[Data about app and page elements]
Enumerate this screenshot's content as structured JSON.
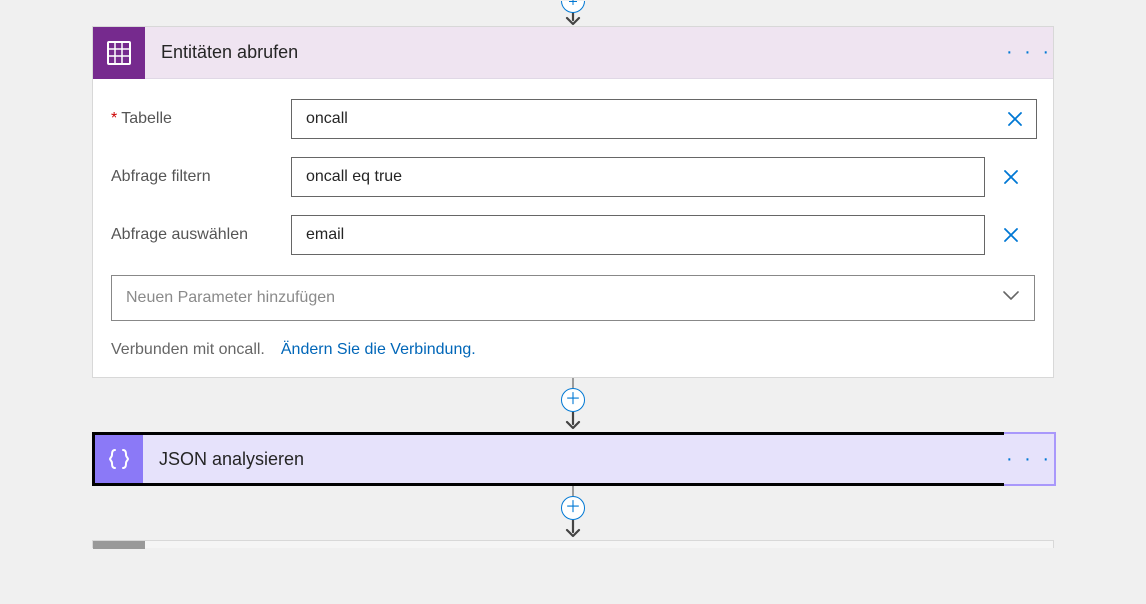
{
  "entities_card": {
    "title": "Entitäten abrufen",
    "icon": "table-grid-icon",
    "fields": {
      "table_label": "Tabelle",
      "table_value": "oncall",
      "filter_label": "Abfrage filtern",
      "filter_value": "oncall eq true",
      "select_label": "Abfrage auswählen",
      "select_value": "email"
    },
    "add_parameter_placeholder": "Neuen Parameter hinzufügen",
    "connection_text": "Verbunden mit oncall.",
    "connection_link": "Ändern Sie die Verbindung."
  },
  "json_card": {
    "title": "JSON analysieren",
    "icon": "json-braces-icon"
  }
}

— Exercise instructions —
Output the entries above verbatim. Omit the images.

— Solution to this task —
Enumerate this screenshot's content as structured JSON.
{
  "entities_card": {
    "title": "Entitäten abrufen",
    "icon": "table-grid-icon",
    "fields": {
      "table_label": "Tabelle",
      "table_value": "oncall",
      "filter_label": "Abfrage filtern",
      "filter_value": "oncall eq true",
      "select_label": "Abfrage auswählen",
      "select_value": "email"
    },
    "add_parameter_placeholder": "Neuen Parameter hinzufügen",
    "connection_text": "Verbunden mit oncall.",
    "connection_link": "Ändern Sie die Verbindung."
  },
  "json_card": {
    "title": "JSON analysieren",
    "icon": "json-braces-icon"
  }
}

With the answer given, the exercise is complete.